  3. Each leaf node begins streaming their assigned files from the directory, and authenticating if necessary. If a transform executable was specified when the pipeline was created, the leaf node will transform the file’s data as it is streamed from the filesystem.
  4. The file’s records are streamed into the destination table immediately after extraction and optional transformation.

As new files are added to the source directory, the master aggregator constantly monitors it to ensure that the files will be processed automatically.

Filesystem Pipeline Syntax Examples

The following syntax demonstrates how to create a new Filesystem Pipeline. For complete syntax documentation, see CREATE PIPELINE.

Example 1 – Read all files in a directory for CSV files:

AS LOAD DATA FS '/path/to/files/*'
INTO TABLE `classic_books`

Filesystem Paths and Permissions

The paths used by the Unix filesystem extractor address files which must be accessible from every node in the cluster. The most common way to use this extractor is with a distributed filesystem, such as NFS. The path provided to a Unix filesystem extractor must be absolute, and will usually include a Unix glob pattern which matches many files, as seen in the example above. In order for the Unix filesystem extractor to load data, the files must grant read permissions to the MemSQL Linux user.

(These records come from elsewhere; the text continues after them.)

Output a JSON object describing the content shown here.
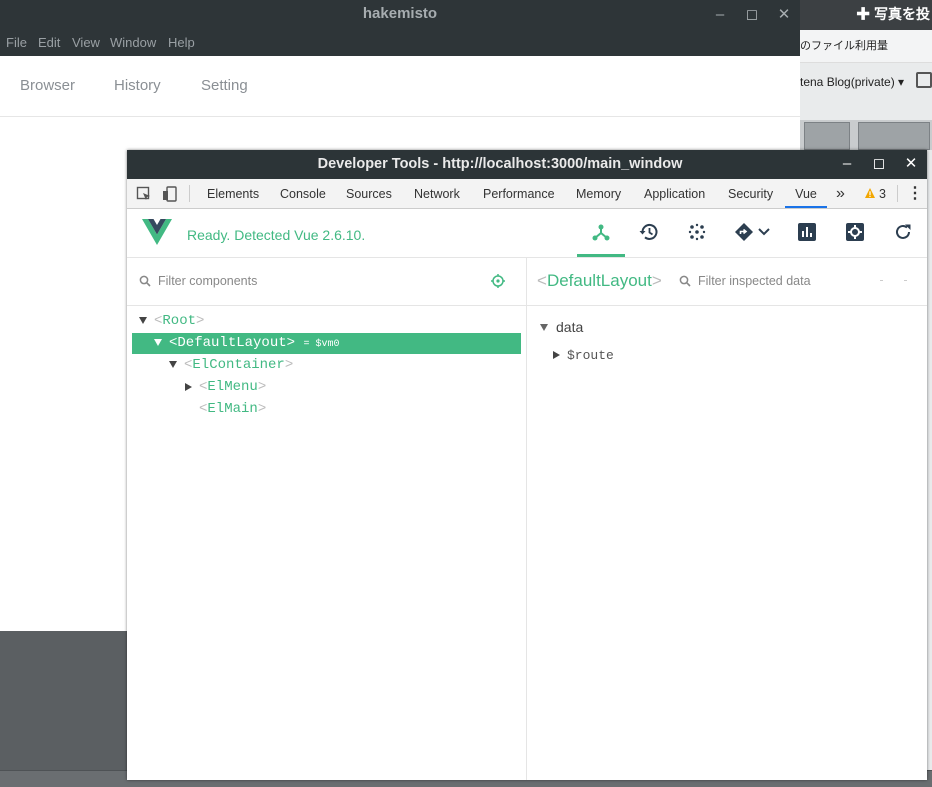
{
  "background_page": {
    "header_text": "✚ 写真を投",
    "storage_text": "のファイル利用量",
    "blog_select": "tena Blog(private) ▾"
  },
  "app": {
    "title": "hakemisto",
    "menu": [
      "File",
      "Edit",
      "View",
      "Window",
      "Help"
    ],
    "nav": [
      "Browser",
      "History",
      "Setting"
    ],
    "window_buttons": {
      "minimize": "–",
      "maximize": "◻",
      "close": "✕"
    }
  },
  "devtools": {
    "title": "Developer Tools - http://localhost:3000/main_window",
    "tabs": [
      "Elements",
      "Console",
      "Sources",
      "Network",
      "Performance",
      "Memory",
      "Application",
      "Security",
      "Vue"
    ],
    "active_tab": "Vue",
    "more_tabs": "»",
    "warnings_count": "3",
    "kebab": "⋮",
    "vue": {
      "status": "Ready. Detected Vue 2.6.10.",
      "filter_components_placeholder": "Filter components",
      "filter_data_placeholder": "Filter inspected data",
      "inspected_component": "DefaultLayout",
      "tree": [
        {
          "name": "Root",
          "depth": 0,
          "expanded": true,
          "selected": false
        },
        {
          "name": "DefaultLayout",
          "depth": 1,
          "expanded": true,
          "selected": true,
          "vm": "= $vm0"
        },
        {
          "name": "ElContainer",
          "depth": 2,
          "expanded": true,
          "selected": false
        },
        {
          "name": "ElMenu",
          "depth": 3,
          "expanded": false,
          "selected": false
        },
        {
          "name": "ElMain",
          "depth": 3,
          "leaf": true,
          "selected": false
        }
      ],
      "data_section": "data",
      "data_items": [
        "$route"
      ]
    }
  },
  "colors": {
    "vue_green": "#42b983",
    "dark_titlebar": "#2c3437",
    "active_tab_underline": "#1a73e8"
  }
}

Filesystem Pipeline Batches and Offsets

Metadata and configuration information for every pipeline is written to tables in the information_schema database. These tables use the terms batch and offset, which are standard terms across all MemSQL pipelines, but have the following definitions in the context of Filesystem pipelines:


When the master aggregator reads a directory’s contents, it schedules each file on a single MemSQL partition. After each leaf partition across the cluster has finished extracting, transforming, and loading its file, a batch has been completed. Therefore, a Filesystem pipeline batch is defined as a cluster-level operation where each node processes a single file from the source directory.

Consider the following example: There are 4 files in a directory. If your cluster has 2 leaf nodes that have 2 partitions each (4 partitions total), all of the files can be ingested in one batch. In the same cluster, if there are 40 files in the source directory, it will take 10 batches to fully ingest the data.


For Filesystem Pipelines, an offset simply represents the start and end of a single file with the following integer values:

  • 0, which represents the start of the file
  • 1, which represents the end of the file

If you query the information_schema.PIPELINES_BATCHES table, all successfully loaded batches will simply state the following values for the earliest and latest batch offsets: